. It is noted that these two Cand1
sites are still present on the surface of CA2009 HA, suggesting the likelihood of additional N
-glycosylation at these sites during future antigenic changes of 2009 H1N1 HA.
In this paper, we employed 3D structures constructed by a homology modeling method to map amino acid residues on the antigenic sites of HA. When compared to the presentation of simple primary sequences, the 3D presentation has following advantages: (a) There are several amino acid residues that are buried beneath the surface of the HA molecule, even if they are included in the antigenic sites described by the primary amino acid sequences. Since such amino acid residues do not directly contribute to the interaction with antibodies, the surface structures of antigenic sites that are accessible for antibodies can be compared more precisely in the presentation by 3D models than by the primary amino acid sequence. (b) An epitope likely consists of multiple amino acid residues belonging to different antigenic regions presented by the primary amino acid sequence. Such conformational epitopes can be illustrated only by the 3D presentation. (c) One of the purposes of this study is to provide a structural basis to confirm antigenic similarity between the 1918 H1N1 and the pandemic 2009 H1N1 viruses. For this purpose, we employed a homology modeling method rather than simply mapping on the existing crystal structure (e.g. 1918 H1N1 HA), since this method is generally used to generate a 3D structure of a protein molecule if there is no available crystal structure of the target protein 
. Thus, we believe that this method produces more likely HA structure models of the viruses whose HA crystal structure are not available (e.g. CA2009). In fact, our homology modeling approach suggests that several amino acid residues were occasionally buried beneath or exposed to the surface of HA molecule, depending on the substitutions found in the viruses examined ( and Figure S1

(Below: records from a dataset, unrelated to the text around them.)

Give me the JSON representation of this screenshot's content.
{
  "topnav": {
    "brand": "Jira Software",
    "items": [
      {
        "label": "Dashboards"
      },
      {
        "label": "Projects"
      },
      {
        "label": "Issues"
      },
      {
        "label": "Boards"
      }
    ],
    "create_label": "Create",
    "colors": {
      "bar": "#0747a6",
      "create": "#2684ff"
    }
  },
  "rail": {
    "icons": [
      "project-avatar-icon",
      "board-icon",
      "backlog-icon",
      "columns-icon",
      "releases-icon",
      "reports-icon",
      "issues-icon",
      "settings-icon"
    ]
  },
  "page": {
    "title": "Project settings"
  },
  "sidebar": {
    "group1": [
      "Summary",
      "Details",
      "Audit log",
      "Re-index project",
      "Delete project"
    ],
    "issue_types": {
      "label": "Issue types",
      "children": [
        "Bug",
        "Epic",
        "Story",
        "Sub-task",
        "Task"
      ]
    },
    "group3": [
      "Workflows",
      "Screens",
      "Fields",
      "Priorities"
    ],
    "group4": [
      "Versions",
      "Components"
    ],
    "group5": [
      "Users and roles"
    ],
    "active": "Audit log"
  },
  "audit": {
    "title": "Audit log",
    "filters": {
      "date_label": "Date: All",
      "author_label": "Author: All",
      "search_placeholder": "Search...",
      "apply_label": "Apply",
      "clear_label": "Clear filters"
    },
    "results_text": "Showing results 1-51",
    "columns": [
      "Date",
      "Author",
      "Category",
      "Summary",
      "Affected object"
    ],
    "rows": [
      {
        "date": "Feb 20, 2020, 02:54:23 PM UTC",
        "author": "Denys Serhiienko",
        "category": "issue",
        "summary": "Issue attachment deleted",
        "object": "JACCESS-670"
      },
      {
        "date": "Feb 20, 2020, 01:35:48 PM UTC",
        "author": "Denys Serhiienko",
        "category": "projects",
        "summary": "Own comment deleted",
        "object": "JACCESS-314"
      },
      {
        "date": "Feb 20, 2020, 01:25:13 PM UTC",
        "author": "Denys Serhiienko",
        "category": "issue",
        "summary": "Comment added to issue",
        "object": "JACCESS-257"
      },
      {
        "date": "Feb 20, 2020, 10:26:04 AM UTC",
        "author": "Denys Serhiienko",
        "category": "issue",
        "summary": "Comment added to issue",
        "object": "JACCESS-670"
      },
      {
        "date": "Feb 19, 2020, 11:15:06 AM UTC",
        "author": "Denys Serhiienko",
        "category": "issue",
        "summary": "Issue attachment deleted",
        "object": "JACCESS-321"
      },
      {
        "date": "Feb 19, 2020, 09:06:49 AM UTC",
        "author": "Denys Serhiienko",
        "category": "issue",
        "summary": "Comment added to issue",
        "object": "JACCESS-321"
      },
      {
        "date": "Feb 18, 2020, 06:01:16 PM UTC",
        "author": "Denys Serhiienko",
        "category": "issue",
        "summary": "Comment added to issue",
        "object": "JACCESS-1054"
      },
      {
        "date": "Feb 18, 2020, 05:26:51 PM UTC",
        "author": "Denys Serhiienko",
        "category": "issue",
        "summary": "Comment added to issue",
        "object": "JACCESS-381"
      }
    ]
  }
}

). The homology modeling approach might enable us to analyze such dynamics of antigenic changes at molecular levels.
Our analysis indicated that 2009 H1N1 had undergone less significant antigenic changes of HA in the pig population than human H1N1 virus since their emergence in the early 1900s. The Centers for Disease Control and Prevention reported that vaccination with recent (2005–2009) human H1N1 viruses was unlikely to provide protection against 2009 H1N1 

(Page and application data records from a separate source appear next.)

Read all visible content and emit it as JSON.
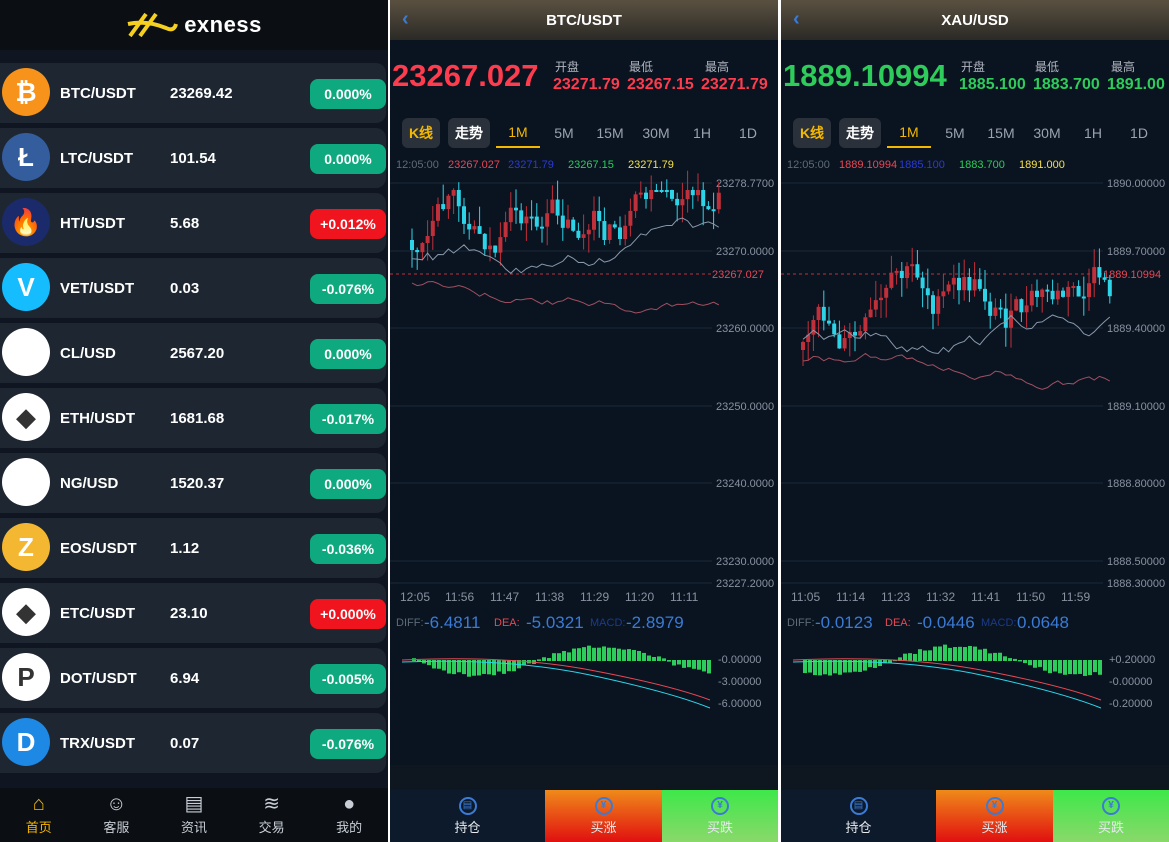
{
  "brand": {
    "name": "exness"
  },
  "list": [
    {
      "symbol": "BTC/USDT",
      "price": "23269.42",
      "change": "0.000%",
      "dir": "up",
      "coin": "btc-icon",
      "color": "#f7931a",
      "glyph": "₿"
    },
    {
      "symbol": "LTC/USDT",
      "price": "101.54",
      "change": "0.000%",
      "dir": "up",
      "coin": "ltc-icon",
      "color": "#345d9d",
      "glyph": "Ł"
    },
    {
      "symbol": "HT/USDT",
      "price": "5.68",
      "change": "+0.012%",
      "dir": "down",
      "coin": "ht-icon",
      "color": "#1b2a6b",
      "glyph": "🔥"
    },
    {
      "symbol": "VET/USDT",
      "price": "0.03",
      "change": "-0.076%",
      "dir": "up",
      "coin": "vet-icon",
      "color": "#15bdff",
      "glyph": "V"
    },
    {
      "symbol": "CL/USD",
      "price": "2567.20",
      "change": "0.000%",
      "dir": "up",
      "coin": "cl-icon",
      "color": "#ffffff",
      "glyph": ""
    },
    {
      "symbol": "ETH/USDT",
      "price": "1681.68",
      "change": "-0.017%",
      "dir": "up",
      "coin": "eth-icon",
      "color": "#ffffff",
      "glyph": "◆"
    },
    {
      "symbol": "NG/USD",
      "price": "1520.37",
      "change": "0.000%",
      "dir": "up",
      "coin": "ng-icon",
      "color": "#ffffff",
      "glyph": ""
    },
    {
      "symbol": "EOS/USDT",
      "price": "1.12",
      "change": "-0.036%",
      "dir": "up",
      "coin": "eos-icon",
      "color": "#f4b731",
      "glyph": "Z"
    },
    {
      "symbol": "ETC/USDT",
      "price": "23.10",
      "change": "+0.000%",
      "dir": "down",
      "coin": "etc-icon",
      "color": "#ffffff",
      "glyph": "◆"
    },
    {
      "symbol": "DOT/USDT",
      "price": "6.94",
      "change": "-0.005%",
      "dir": "up",
      "coin": "dot-icon",
      "color": "#ffffff",
      "glyph": "P"
    },
    {
      "symbol": "TRX/USDT",
      "price": "0.07",
      "change": "-0.076%",
      "dir": "up",
      "coin": "trx-icon",
      "color": "#1e88e5",
      "glyph": "D"
    }
  ],
  "nav": [
    {
      "label": "首页",
      "icon": "home-icon"
    },
    {
      "label": "客服",
      "icon": "support-icon"
    },
    {
      "label": "资讯",
      "icon": "news-icon"
    },
    {
      "label": "交易",
      "icon": "trade-icon"
    },
    {
      "label": "我的",
      "icon": "profile-icon"
    }
  ],
  "colors": {
    "up": "#0fa97f",
    "down": "#f0141e",
    "bull": "#e84855",
    "bear": "#2dd4e8"
  },
  "charts": [
    {
      "title": "BTC/USDT",
      "price": "23267.027",
      "price_color": "#ff3b4e",
      "open_label": "开盘",
      "low_label": "最低",
      "high_label": "最高",
      "open": "23271.79",
      "low": "23267.15",
      "high": "23271.79",
      "val_color": "#ff3b4e",
      "kline_label": "K线",
      "trend_label": "走势",
      "periods": [
        "1M",
        "5M",
        "15M",
        "30M",
        "1H",
        "1D"
      ],
      "ma_time": "12:05:00",
      "ma_vals": [
        "23267.027",
        "23271.79",
        "23267.15",
        "23271.79"
      ],
      "y_ticks": [
        "23278.7700",
        "23270.0000",
        "23260.0000",
        "23250.0000",
        "23240.0000",
        "23230.0000",
        "23227.2000"
      ],
      "current_tag": "23267.027",
      "x_ticks": [
        "12:05",
        "11:56",
        "11:47",
        "11:38",
        "11:29",
        "11:20",
        "11:11"
      ],
      "diff_label": "DIFF:",
      "diff": "-6.4811",
      "dea_label": "DEA:",
      "dea": "-5.0321",
      "macd_label": "MACD:",
      "macd": "-2.8979",
      "macd_ticks": [
        "-0.00000",
        "-3.00000",
        "-6.00000"
      ],
      "actions": {
        "hold": "持仓",
        "buy_up": "买涨",
        "buy_down": "买跌"
      }
    },
    {
      "title": "XAU/USD",
      "price": "1889.10994",
      "price_color": "#2ecc5a",
      "open_label": "开盘",
      "low_label": "最低",
      "high_label": "最高",
      "open": "1885.100",
      "low": "1883.700",
      "high": "1891.00",
      "val_color": "#2ecc5a",
      "kline_label": "K线",
      "trend_label": "走势",
      "periods": [
        "1M",
        "5M",
        "15M",
        "30M",
        "1H",
        "1D"
      ],
      "ma_time": "12:05:00",
      "ma_vals": [
        "1889.10994",
        "1885.100",
        "1883.700",
        "1891.000"
      ],
      "y_ticks": [
        "1890.00000",
        "1889.70000",
        "1889.40000",
        "1889.10000",
        "1888.80000",
        "1888.50000",
        "1888.30000"
      ],
      "current_tag": "1889.10994",
      "x_ticks": [
        "11:05",
        "11:14",
        "11:23",
        "11:32",
        "11:41",
        "11:50",
        "11:59"
      ],
      "diff_label": "DIFF:",
      "diff": "-0.0123",
      "dea_label": "DEA:",
      "dea": "-0.0446",
      "macd_label": "MACD:",
      "macd": "0.0648",
      "macd_ticks": [
        "+0.20000",
        "-0.00000",
        "-0.20000"
      ],
      "actions": {
        "hold": "持仓",
        "buy_up": "买涨",
        "buy_down": "买跌"
      }
    }
  ]
}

; however, cross-reactive antibodies were detected in 33% of people aged 60 and over. Another report showed that appreciable neutralizing antibodies against CA2009 were present in the sera collected from individuals born before 1918 
. Our 3D models provide a protein-structural basis supporting these observations, and further suggest that infection with the 1918 H1N1 or early human H1N1 viruses (viruses present before the 1940s), but not with antigenically divergent human H1N1 viruses circulating after the 1950s, elicited cross-neutralizing antibodies to 2009 H1N1.

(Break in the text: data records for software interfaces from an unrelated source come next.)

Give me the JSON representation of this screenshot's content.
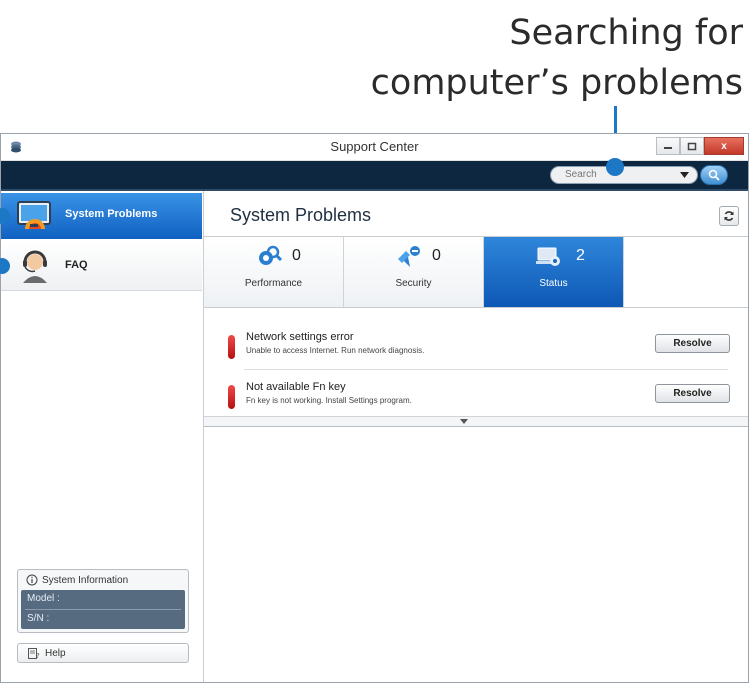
{
  "callout": {
    "line1": "Searching for",
    "line2": "computer’s problems"
  },
  "window": {
    "title": "Support Center",
    "controls": [
      "minimize",
      "maximize",
      "close"
    ],
    "close_label": "x"
  },
  "search": {
    "placeholder": "Search",
    "dropdown_icon": "chevron-down-icon",
    "button_icon": "search-icon"
  },
  "sidebar": {
    "items": [
      {
        "label": "System Problems",
        "icon": "monitor-warning-icon",
        "active": true
      },
      {
        "label": "FAQ",
        "icon": "headset-agent-icon",
        "active": false
      }
    ],
    "system_info": {
      "title": "System Information",
      "model_label": "Model :",
      "sn_label": "S/N :"
    },
    "help_label": "Help"
  },
  "main": {
    "title": "System Problems",
    "tabs": [
      {
        "label": "Performance",
        "count": "0",
        "icon": "gear-magnifier-icon",
        "selected": false
      },
      {
        "label": "Security",
        "count": "0",
        "icon": "shield-minus-icon",
        "selected": false
      },
      {
        "label": "Status",
        "count": "2",
        "icon": "laptop-gear-icon",
        "selected": true
      }
    ],
    "problems": [
      {
        "title": "Network settings error",
        "description": "Unable to access Internet. Run network diagnosis.",
        "action": "Resolve"
      },
      {
        "title": "Not available Fn key",
        "description": "Fn key is not working. Install Settings program.",
        "action": "Resolve"
      }
    ]
  },
  "colors": {
    "accent": "#1c78c4",
    "toolbar": "#0e2741",
    "error": "#d42020"
  }
}
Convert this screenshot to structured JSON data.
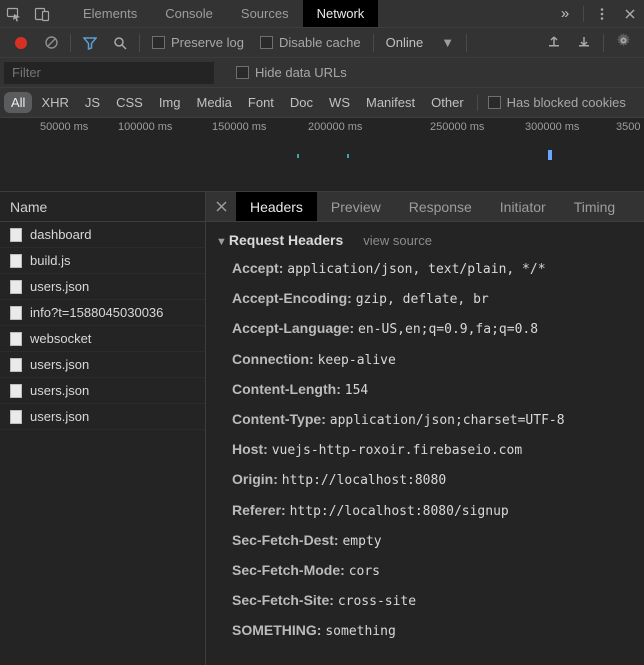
{
  "topTabs": {
    "items": [
      "Elements",
      "Console",
      "Sources",
      "Network"
    ],
    "activeIndex": 3
  },
  "toolbar": {
    "preserveLog": "Preserve log",
    "disableCache": "Disable cache",
    "throttling": "Online"
  },
  "filterBar": {
    "placeholder": "Filter",
    "hideDataUrls": "Hide data URLs"
  },
  "typeFilters": {
    "items": [
      "All",
      "XHR",
      "JS",
      "CSS",
      "Img",
      "Media",
      "Font",
      "Doc",
      "WS",
      "Manifest",
      "Other"
    ],
    "activeIndex": 0,
    "blockedCookies": "Has blocked cookies"
  },
  "timeline": {
    "ticks": [
      "50000 ms",
      "100000 ms",
      "150000 ms",
      "200000 ms",
      "250000 ms",
      "300000 ms",
      "3500"
    ]
  },
  "leftPane": {
    "header": "Name",
    "requests": [
      "dashboard",
      "build.js",
      "users.json",
      "info?t=1588045030036",
      "websocket",
      "users.json",
      "users.json",
      "users.json"
    ]
  },
  "rightPane": {
    "tabs": [
      "Headers",
      "Preview",
      "Response",
      "Initiator",
      "Timing"
    ],
    "activeIndex": 0,
    "sectionTitle": "Request Headers",
    "viewSource": "view source",
    "headers": [
      {
        "k": "Accept",
        "v": "application/json, text/plain, */*"
      },
      {
        "k": "Accept-Encoding",
        "v": "gzip, deflate, br"
      },
      {
        "k": "Accept-Language",
        "v": "en-US,en;q=0.9,fa;q=0.8"
      },
      {
        "k": "Connection",
        "v": "keep-alive"
      },
      {
        "k": "Content-Length",
        "v": "154"
      },
      {
        "k": "Content-Type",
        "v": "application/json;charset=UTF-8"
      },
      {
        "k": "Host",
        "v": "vuejs-http-roxoir.firebaseio.com"
      },
      {
        "k": "Origin",
        "v": "http://localhost:8080"
      },
      {
        "k": "Referer",
        "v": "http://localhost:8080/signup"
      },
      {
        "k": "Sec-Fetch-Dest",
        "v": "empty"
      },
      {
        "k": "Sec-Fetch-Mode",
        "v": "cors"
      },
      {
        "k": "Sec-Fetch-Site",
        "v": "cross-site"
      },
      {
        "k": "SOMETHING",
        "v": "something"
      }
    ]
  }
}
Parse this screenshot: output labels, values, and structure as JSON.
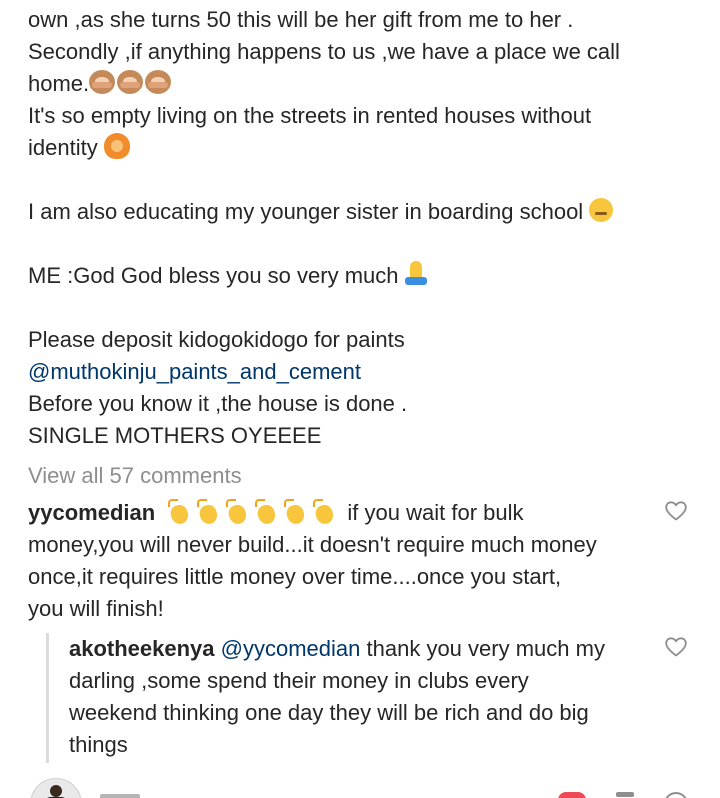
{
  "caption": {
    "line0": "own ,as she turns 50 this will be her gift from me to her .",
    "line1": "Secondly ,if anything happens to us ,we have a place we call",
    "line2": "home.",
    "line3": "It's so empty living on the streets in rented houses without",
    "line4": "identity",
    "line5": "I am also educating my younger sister in boarding school",
    "line6": "ME :God God bless you so very much",
    "line7": "Please deposit kidogokidogo for paints",
    "line8_mention": "@muthokinju_paints_and_cement",
    "line9": "Before you know it ,the house is done .",
    "line10": "SINGLE MOTHERS OYEEEE"
  },
  "view_all": "View all 57 comments",
  "comment": {
    "username": "yycomedian",
    "line1_tail": "if you wait for  bulk",
    "line2": "money,you will never build...it doesn't require much money",
    "line3": "once,it requires little money over time....once you start,",
    "line4": "you will finish!"
  },
  "reply": {
    "username": "akotheekenya",
    "mention": "@yycomedian",
    "line1_tail": "thank you very much my",
    "line2": "darling ,some spend their money  in clubs every",
    "line3": "weekend thinking one day they will be rich and do big",
    "line4": "things"
  },
  "icons": {
    "like": "heart-outline-icon",
    "see_no_evil": "see-no-evil-monkey-emoji",
    "gesture": "person-gesturing-emoji",
    "thinking": "thinking-face-emoji",
    "pray": "folded-hands-emoji",
    "clap": "clapping-hands-emoji"
  },
  "colors": {
    "text": "#262626",
    "mention": "#00376b",
    "muted": "#8e8e8e",
    "reply_bar": "#dbdbdb"
  }
}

This virus will soon be subjected to complex immunological selection pressure by the antibody response that will be induced in the human population by vaccination and/or natural infection with homologous viruses, and pre-existing immunity cross-reactive to the early descendants of 1918 H1N1. In the present study, we showed that the antigenic structure of 2009 H1N1 HA might still be similar, at least in part, to that of the 1918 H1N1 HA. We speculate that the 2009 H1N1 HA antigenic sites involving the conserved amino acids will soon be targeted by neutralizing antibodies in humans. Thus, it is of interest to monitor whether these antigenic sites of 2009 H1N1 will undergo similar patterns of amino acid substitutions to those seen in seasonal H1N1 viruses during its epidemic period (). Interestingly, we found that some of the recent variants of the 2009 H1N1 virus (as of November 3, 2009) have indeed undergone substitutions identical to those predicted in . Although the present study still needs to be supported by experimental data, our approach may provide new perspectives on collective immunity against 2009 H1N1 and an insight into future antigenic changes of this new human pandemic influenza virus.
Prediction of the future amino acid substitutions on the antigenic sites of 2009 H1N1 HA.